Please forgive me for not posting Day 6. I was so exhausted I could not think. I literally wrote one paragraph. And as I sat at the keyboard I could not remember what I had done that day. I could not remember the scenery I had passed or the road, I couldn't even remember what I had had for lunch. So I went to lay down in my tent. And next thing I knew it was 5:30am Day 7. I felt bad that I had missed the candlelight vigil. Matt made it - he said it was very moving. He'd never been surrounded by so many people who were so quiet. It just shows AIDS Life Cycle truly brings out the compassion and humanity in all. One cause - One mission.
Well like I said I woke up at 5:30am. I was still very tired and my eyes felt like they were swollen shut. Thank goodness for cold hands, I laid my cold finger across my tired, swollen eyes. Just hoping this would help. I did not want to ride. I was tired, weak, and sore. As I found my way to the porta-potty, I was telling myself just one more day. Exhausted I didn't want to eat, but I knew that if I was going to attempt to ride those last 67 miles, food was essential.
David, Kevin and I made our way to the breakfast line. Everyone was exceptionally quite. David and Kevin shared with me that they too were tired. But we were confident that we could make this last day. They promised to stay with me, so we had a plan, one pit stop at a time, slow and steady. After all we had until 3:00pm to cross the finish line. I smiled at the plan, but to be honest, I still wasn't sure I could do it. I was sure I could make it to pit stop one, but that wasn't good enough. I needed to find the courage and strength to make it the entire way. What to do?
We walked past the dedication tent where the music was playing softly. We strolled in, there were several people inside. Everyone had tears in their eyes. I picked up a marker and started writing the names of everyone I knew who had died from AIDS and all the names of those who are living with this horrific disease - I wrote these names on banners that were to be displayed at closing ceremonies. And as I wrote, I gathered strength. And as 2500 riders road out, I felt their love, strength and energy.

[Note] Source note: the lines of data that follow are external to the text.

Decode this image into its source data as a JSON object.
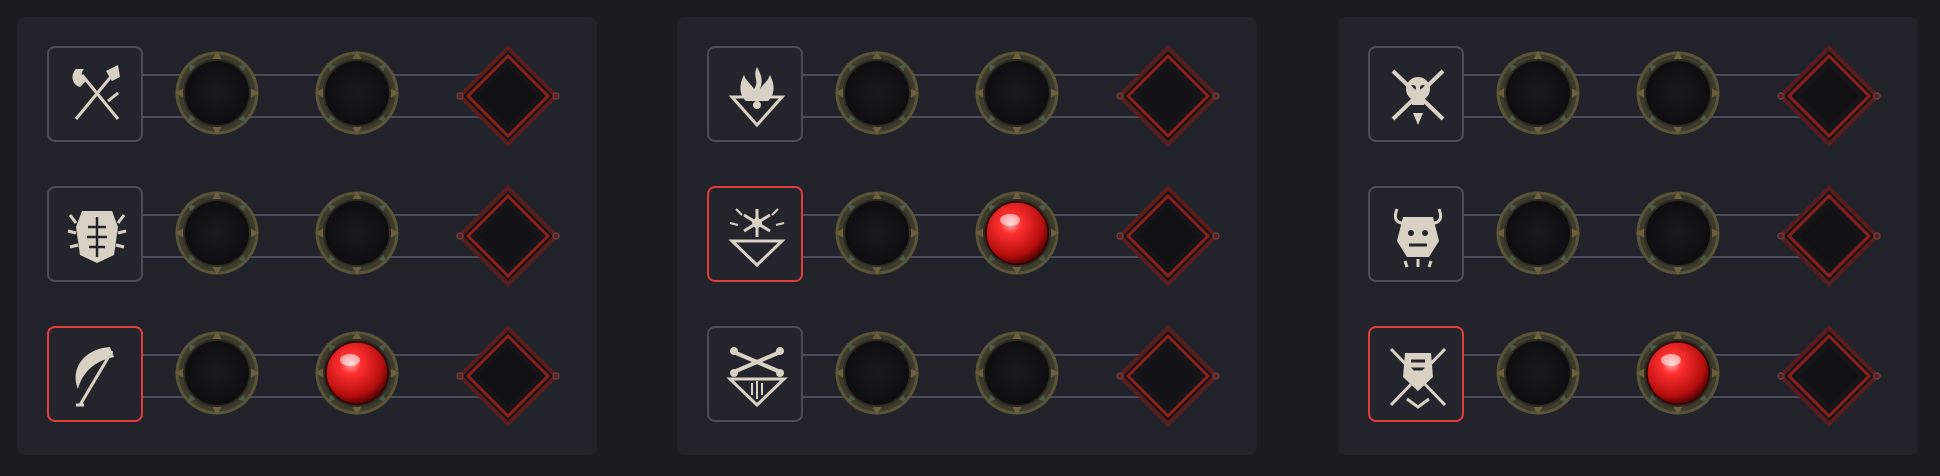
{
  "colors": {
    "background": "#1b1c20",
    "panel": "#22232a",
    "node_active_border": "#e23b3b",
    "node_border": "#4b4c57",
    "gem": "#e01818",
    "icon": "#d9d1c3"
  },
  "columns": [
    {
      "rows": [
        {
          "icon": "axe-and-sword-icon",
          "selected": false,
          "filled_socket": null
        },
        {
          "icon": "spiked-armor-icon",
          "selected": false,
          "filled_socket": null
        },
        {
          "icon": "scythe-icon",
          "selected": true,
          "filled_socket": 2
        }
      ]
    },
    {
      "rows": [
        {
          "icon": "flame-sigil-icon",
          "selected": false,
          "filled_socket": null
        },
        {
          "icon": "frost-sigil-icon",
          "selected": true,
          "filled_socket": 2
        },
        {
          "icon": "bone-sigil-icon",
          "selected": false,
          "filled_socket": null
        }
      ]
    },
    {
      "rows": [
        {
          "icon": "skull-and-bones-icon",
          "selected": false,
          "filled_socket": null
        },
        {
          "icon": "demon-totem-icon",
          "selected": false,
          "filled_socket": null
        },
        {
          "icon": "shield-and-swords-icon",
          "selected": true,
          "filled_socket": 2
        }
      ]
    }
  ]
}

We had lunch along the pacific coast below Pepperdine University. It was so beautiful. The ocean breeze, the sun shining. And I rode as strong as I ever had, all 67 miles.
This ride is not about what I can not do, but what WE (2500 riders and 500 roadies) did. We raised 11.6 Million dollars. We road 545 miles from San Francisco to Los Angeles - not because we are quitters but because we are determined to make a difference. For one week, I was part of a perfect world. Where hatred and prejudice was eliminated. One week of living in a community who loved and cared for their neighbors despite their petty differences. No one care what you wore, what kind of car you drove, or if you hair was fitted up nice. The only thing people seemed to really care about was helping one another make the 545 mile journey. And what a journey.

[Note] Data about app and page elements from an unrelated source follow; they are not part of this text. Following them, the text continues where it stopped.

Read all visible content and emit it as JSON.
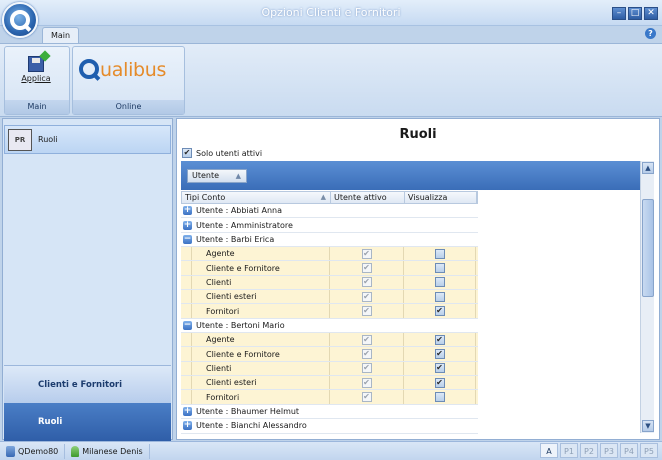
{
  "window": {
    "title": "Opzioni Clienti e Fornitori",
    "help_label": "?"
  },
  "ribbon": {
    "tab_main": "Main",
    "groups": [
      {
        "label": "Main",
        "button_label": "Applica",
        "button_icon": "save-icon"
      },
      {
        "label": "Online",
        "logo_text": "ualibus"
      }
    ]
  },
  "sidebar": {
    "top_item": {
      "label": "Ruoli",
      "icon": "roles-icon"
    },
    "bottom_items": [
      {
        "label": "Clienti e Fornitori"
      },
      {
        "label": "Ruoli",
        "active": true
      }
    ]
  },
  "main": {
    "heading": "Ruoli",
    "filter_label": "Solo utenti attivi",
    "filter_checked": true,
    "group_chip": "Utente",
    "columns": [
      "Tipi Conto",
      "Utente attivo",
      "Visualizza"
    ]
  },
  "rows": [
    {
      "type": "user",
      "label": "Utente : Abbiati Anna",
      "expanded": false
    },
    {
      "type": "user",
      "label": "Utente : Amministratore",
      "expanded": false
    },
    {
      "type": "user",
      "label": "Utente : Barbi Erica",
      "expanded": true
    },
    {
      "type": "child",
      "label": "Agente",
      "attivo": true,
      "visualizza": false
    },
    {
      "type": "child",
      "label": "Cliente e Fornitore",
      "attivo": true,
      "visualizza": false
    },
    {
      "type": "child",
      "label": "Clienti",
      "attivo": true,
      "visualizza": false
    },
    {
      "type": "child",
      "label": "Clienti esteri",
      "attivo": true,
      "visualizza": false
    },
    {
      "type": "child",
      "label": "Fornitori",
      "attivo": true,
      "visualizza": true
    },
    {
      "type": "user",
      "label": "Utente : Bertoni Mario",
      "expanded": true
    },
    {
      "type": "child",
      "label": "Agente",
      "attivo": true,
      "visualizza": true
    },
    {
      "type": "child",
      "label": "Cliente e Fornitore",
      "attivo": true,
      "visualizza": true
    },
    {
      "type": "child",
      "label": "Clienti",
      "attivo": true,
      "visualizza": true
    },
    {
      "type": "child",
      "label": "Clienti esteri",
      "attivo": true,
      "visualizza": true
    },
    {
      "type": "child",
      "label": "Fornitori",
      "attivo": true,
      "visualizza": false
    },
    {
      "type": "user",
      "label": "Utente : Bhaumer Helmut",
      "expanded": false
    },
    {
      "type": "user",
      "label": "Utente : Bianchi Alessandro",
      "expanded": false
    }
  ],
  "statusbar": {
    "database": "QDemo80",
    "user": "Milanese Denis",
    "indicators": [
      "A",
      "P1",
      "P2",
      "P3",
      "P4",
      "P5"
    ],
    "active_indicator": "A"
  }
}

Day 8 - I didn't sleep well, my bed was too soft. I thought I would really enjoy a long, hot shower. But it wasn't everything I had hoped for. I thought I would really enjoy dinner with my family, and although it was nice - my entire family wasn't there. I missed Allison, Kristen, Robin, Susan, Kevin, David, James, David, Mo, Ed, Brandon, Rick, Jerry, Heather, Eric, Jim, Paul, David, Peter, Eric, Beverly....the list goes on and on.
Tomorrow I go back to work. I'm back in the real world, and as I type this last blog, I wonder - what can I do (on a daily basis) to bring a bit of that prefect world that I was privileged to live, with me? To all of those who rode ALC7, you are in my thoughts, my prayers, and in my heart. Blessing to you all, until next time.
Love, Light and Laughter.
Shirley and Matt